When looking for a hearing aid, explore your options to understand what type of hearing aid will work best for you. Also:
- Get a checkup. See your doctor to rule out correctable causes of hearing loss, such as earwax or an infection. And have your hearing tested by a hearing specialist (audiologist).
- Think about future needs. Ask whether the hearing aid you've chosen is capable of increased power so that it will still be useful if your hearing loss gets worse.
- Check for a warranty. Make sure the hearing aid includes a warranty that covers parts and labor for a specified period. Some offices may include office visits or professional services in the warranty.
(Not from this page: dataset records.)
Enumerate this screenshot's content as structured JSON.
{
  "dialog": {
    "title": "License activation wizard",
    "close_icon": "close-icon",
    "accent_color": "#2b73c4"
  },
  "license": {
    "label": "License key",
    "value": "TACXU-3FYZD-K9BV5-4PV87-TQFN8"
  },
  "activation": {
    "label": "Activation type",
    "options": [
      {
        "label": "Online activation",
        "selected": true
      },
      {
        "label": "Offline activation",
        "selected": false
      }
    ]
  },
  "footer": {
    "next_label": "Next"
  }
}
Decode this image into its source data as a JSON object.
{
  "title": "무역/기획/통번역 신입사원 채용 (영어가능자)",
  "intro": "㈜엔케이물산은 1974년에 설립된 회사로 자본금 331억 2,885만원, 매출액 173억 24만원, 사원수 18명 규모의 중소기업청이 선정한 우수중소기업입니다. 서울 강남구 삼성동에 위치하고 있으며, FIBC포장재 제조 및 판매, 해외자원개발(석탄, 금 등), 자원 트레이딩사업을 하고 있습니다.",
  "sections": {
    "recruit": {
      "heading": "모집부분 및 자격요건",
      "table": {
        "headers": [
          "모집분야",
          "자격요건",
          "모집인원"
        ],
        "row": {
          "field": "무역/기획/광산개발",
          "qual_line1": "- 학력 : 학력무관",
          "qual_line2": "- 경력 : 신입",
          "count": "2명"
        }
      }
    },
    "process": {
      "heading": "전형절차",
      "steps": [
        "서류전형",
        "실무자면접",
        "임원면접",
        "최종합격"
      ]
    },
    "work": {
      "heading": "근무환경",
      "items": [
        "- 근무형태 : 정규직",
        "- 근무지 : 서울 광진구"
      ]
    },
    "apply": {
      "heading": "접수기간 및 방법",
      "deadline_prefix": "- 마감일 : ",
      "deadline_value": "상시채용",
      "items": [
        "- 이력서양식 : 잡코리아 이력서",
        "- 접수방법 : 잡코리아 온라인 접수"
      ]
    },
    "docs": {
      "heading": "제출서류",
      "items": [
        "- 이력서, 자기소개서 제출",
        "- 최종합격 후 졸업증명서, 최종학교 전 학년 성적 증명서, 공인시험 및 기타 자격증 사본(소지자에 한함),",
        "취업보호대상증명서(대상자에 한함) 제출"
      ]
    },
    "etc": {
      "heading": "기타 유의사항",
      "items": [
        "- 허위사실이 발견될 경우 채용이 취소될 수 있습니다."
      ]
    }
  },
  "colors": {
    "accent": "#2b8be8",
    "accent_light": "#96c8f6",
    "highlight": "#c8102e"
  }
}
- Plan for the expense. The cost of hearing aids varies widely — from about $1,500 to a few thousand dollars. Professional fees, remote controls, hearing aid accessories and other hearing aid options may cost extra. Talk to your audiologist about your needs and expectations. Some private insurance policies cover part or all of the cost of hearing aids — check your policy to be sure. Medicare doesn't cover the cost of hearing aids. In many states, private insurers are required to pay for hearing aids for children. Medical assistance covers hearing aids in most states.